Step #5  Install Sturdy Roosts

Make sure you have your chicken roosts up off the ground for your hens. This will not stop an attack but it will keep your hens safer if a predator is there to steal eggs.

Have a high roost to keep chickens safe from backyard chicken predators

Chickens have a natural instinct to be up off the ground at night. By giving them enough room to do this, you will help them to protect themselves more easily.

READ: Everything You Need To Know About Chicken Roosts

Step #6  Train Your Hens to Come When Called.

Get into the habit of locking your chickens up safely before dusk or earlier if you already have a predator problem.

Since most backyard chicken predators prowl at night, it helps to get a head start and put your hens safely inside of their coop before nighttime.

To help you can train your chicken flock to come to you when you call. Training your chickens is easier than you think.

How to Train Your Chickens to Come When Called:

  1. Each time you put your hens away give a quick call.
  2. Use something familiar to you such as “chick-chick” or “here chickens”.
  3. Use the call as you sprinkle their favorite snack around. Things like chicken scratch or meal worms are great options to try.
  4. Do this daily until your entire flock understand what that call means.

Each time you do this routine your hens will associate that call and your voice with the treat and come running. This is a great tool to have on evenings that you might be running late and need to get your hens to safety fast. 

A weasel is a typical backyard chicken predator

Step #7  Purchase a Little Extra Help

Get a predator light. Yes, this actually IS a thing. 

I just recently read about these small sensor lights and I am happy to say they work great! They work as a deterrent for any small rodents keeping them away from the coop. Once it becomes dark outside the sensor turns the light on and a red flashing light continues until daylight.

I was a bit skeptical at first, but since installing one at the front of our chicken coop and the other at the back we have removed almost all of the footprints that I normally see each morning. 

Click here to subscribe

Step #8 Eliminate the Problem

If you have already done the tips listed so far and you find yourself still with a problem, you may need to take things one step further.

Once a predator knows where the flock is and they have gotten the “taste” of your chickens and/or their eggs, it may be difficult to stop them. This means you will have to remove the problem instead.

We prefer to use live traps. The reason is when using poison you run the risk of hurting maybe even killing your own animals. Most animals are very curious and there is just no way to ensure they will leave any poison you have out alone. 

For this reason, we prefer to use live traps to catch and remove any uninvited animals. 

A clean coop protected from backyard chicken predators

We set out live traps out only from dusk to dawn. This just ensures our pets are all safely inside keeping them away from the traps.

Remember, raising animals comes with a great deal of responsibility.

Our animals rely on us for food, water, shelter, and yes protection. If you lose a chicken to an attack from backyard chicken predators, don’t beat yourself up.

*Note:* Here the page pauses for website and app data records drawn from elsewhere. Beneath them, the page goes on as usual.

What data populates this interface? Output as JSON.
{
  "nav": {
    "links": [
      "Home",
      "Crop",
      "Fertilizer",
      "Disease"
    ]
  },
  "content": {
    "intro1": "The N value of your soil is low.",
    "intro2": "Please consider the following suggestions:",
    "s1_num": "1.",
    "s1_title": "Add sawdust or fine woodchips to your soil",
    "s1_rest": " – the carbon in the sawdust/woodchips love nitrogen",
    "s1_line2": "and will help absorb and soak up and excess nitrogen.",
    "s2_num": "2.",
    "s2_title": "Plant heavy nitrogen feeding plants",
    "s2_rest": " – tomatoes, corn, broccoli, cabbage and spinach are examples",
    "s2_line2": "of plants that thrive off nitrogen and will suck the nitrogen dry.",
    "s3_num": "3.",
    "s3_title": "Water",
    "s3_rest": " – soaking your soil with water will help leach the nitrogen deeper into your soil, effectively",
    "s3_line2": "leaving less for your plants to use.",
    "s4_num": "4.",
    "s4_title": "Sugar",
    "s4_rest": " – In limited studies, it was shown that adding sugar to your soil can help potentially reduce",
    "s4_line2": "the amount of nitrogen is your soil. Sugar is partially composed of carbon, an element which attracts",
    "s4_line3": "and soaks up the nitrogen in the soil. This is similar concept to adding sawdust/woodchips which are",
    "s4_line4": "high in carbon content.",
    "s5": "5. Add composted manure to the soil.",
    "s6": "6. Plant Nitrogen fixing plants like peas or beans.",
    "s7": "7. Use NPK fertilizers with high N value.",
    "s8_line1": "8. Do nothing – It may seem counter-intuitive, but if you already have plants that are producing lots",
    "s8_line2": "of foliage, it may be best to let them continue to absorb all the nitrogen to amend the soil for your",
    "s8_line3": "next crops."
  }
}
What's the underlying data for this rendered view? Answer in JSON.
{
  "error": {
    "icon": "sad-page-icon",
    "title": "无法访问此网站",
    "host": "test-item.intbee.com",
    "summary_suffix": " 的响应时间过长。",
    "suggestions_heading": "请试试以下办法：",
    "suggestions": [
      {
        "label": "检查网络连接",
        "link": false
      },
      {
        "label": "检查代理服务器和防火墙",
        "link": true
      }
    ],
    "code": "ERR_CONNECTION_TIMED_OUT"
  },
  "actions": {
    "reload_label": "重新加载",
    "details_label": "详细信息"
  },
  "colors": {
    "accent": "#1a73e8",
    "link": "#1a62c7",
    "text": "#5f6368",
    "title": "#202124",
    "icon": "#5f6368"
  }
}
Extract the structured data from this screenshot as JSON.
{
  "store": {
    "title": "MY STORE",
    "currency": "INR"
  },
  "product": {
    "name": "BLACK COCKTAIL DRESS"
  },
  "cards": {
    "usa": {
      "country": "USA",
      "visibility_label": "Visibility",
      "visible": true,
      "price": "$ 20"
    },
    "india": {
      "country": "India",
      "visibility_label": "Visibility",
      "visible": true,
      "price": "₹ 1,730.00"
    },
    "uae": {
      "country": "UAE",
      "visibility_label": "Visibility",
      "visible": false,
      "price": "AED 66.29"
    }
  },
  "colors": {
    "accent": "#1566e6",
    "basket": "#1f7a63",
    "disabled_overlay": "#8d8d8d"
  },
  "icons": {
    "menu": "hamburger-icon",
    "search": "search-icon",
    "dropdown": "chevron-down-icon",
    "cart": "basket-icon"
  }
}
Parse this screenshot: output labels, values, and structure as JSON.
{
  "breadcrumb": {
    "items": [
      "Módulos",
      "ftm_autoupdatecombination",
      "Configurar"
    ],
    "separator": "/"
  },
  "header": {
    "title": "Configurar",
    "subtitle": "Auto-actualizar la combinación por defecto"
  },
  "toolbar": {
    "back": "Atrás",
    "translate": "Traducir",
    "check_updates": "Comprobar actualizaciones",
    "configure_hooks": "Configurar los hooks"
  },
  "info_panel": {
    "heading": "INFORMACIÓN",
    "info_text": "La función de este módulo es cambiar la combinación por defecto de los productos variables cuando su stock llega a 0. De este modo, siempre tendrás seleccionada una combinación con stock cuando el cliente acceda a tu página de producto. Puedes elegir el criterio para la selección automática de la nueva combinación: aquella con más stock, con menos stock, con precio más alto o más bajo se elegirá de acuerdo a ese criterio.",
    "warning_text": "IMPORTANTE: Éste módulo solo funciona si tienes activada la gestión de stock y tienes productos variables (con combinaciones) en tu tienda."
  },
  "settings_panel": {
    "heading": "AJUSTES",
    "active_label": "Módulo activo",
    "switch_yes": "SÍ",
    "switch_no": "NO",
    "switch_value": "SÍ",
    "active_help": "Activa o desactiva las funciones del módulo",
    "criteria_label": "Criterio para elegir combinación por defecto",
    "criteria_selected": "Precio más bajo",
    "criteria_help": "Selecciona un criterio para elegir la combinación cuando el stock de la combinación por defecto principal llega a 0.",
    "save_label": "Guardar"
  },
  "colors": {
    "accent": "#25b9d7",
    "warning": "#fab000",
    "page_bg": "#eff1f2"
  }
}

Follow these tips and do what you can to protect your animals and hopefully your girls will be happy and safe.

More Chicken Care Resources:

A fox is a dangerous backyard chicken predator


  1. Ali blake says:

    Hi! I don’t have a homestead yet but grew up a lot on my grandparents farm (60 acres: chickens, veggie gardens, 40-50 head cattle, guineas.). Wondering if you know or have found that having dogs helps keep predators away??? I’m in Texas. So we don’t deal with the snow 😉

    1. Hello Ali,

      Where we live the predators we deal with are weasels, raccoons, rabbits, dear, and other cats/dogs. For us dogs absolutely do help. In Texas, I am not that sure of the predators you have to deal with so a dog’s effectiveness will be different for you than it is for me. Sorry, I am not of more help! You may want to reach out and ask others in your area what their experience is.

      Tracy Lynn

      1. Ali blake says:

        Thanks!! You have great info//format.

Leave a Reply

Your email address will not be published. Required fields are marked *

This site uses Akismet to reduce spam. Learn how your comment data is processed.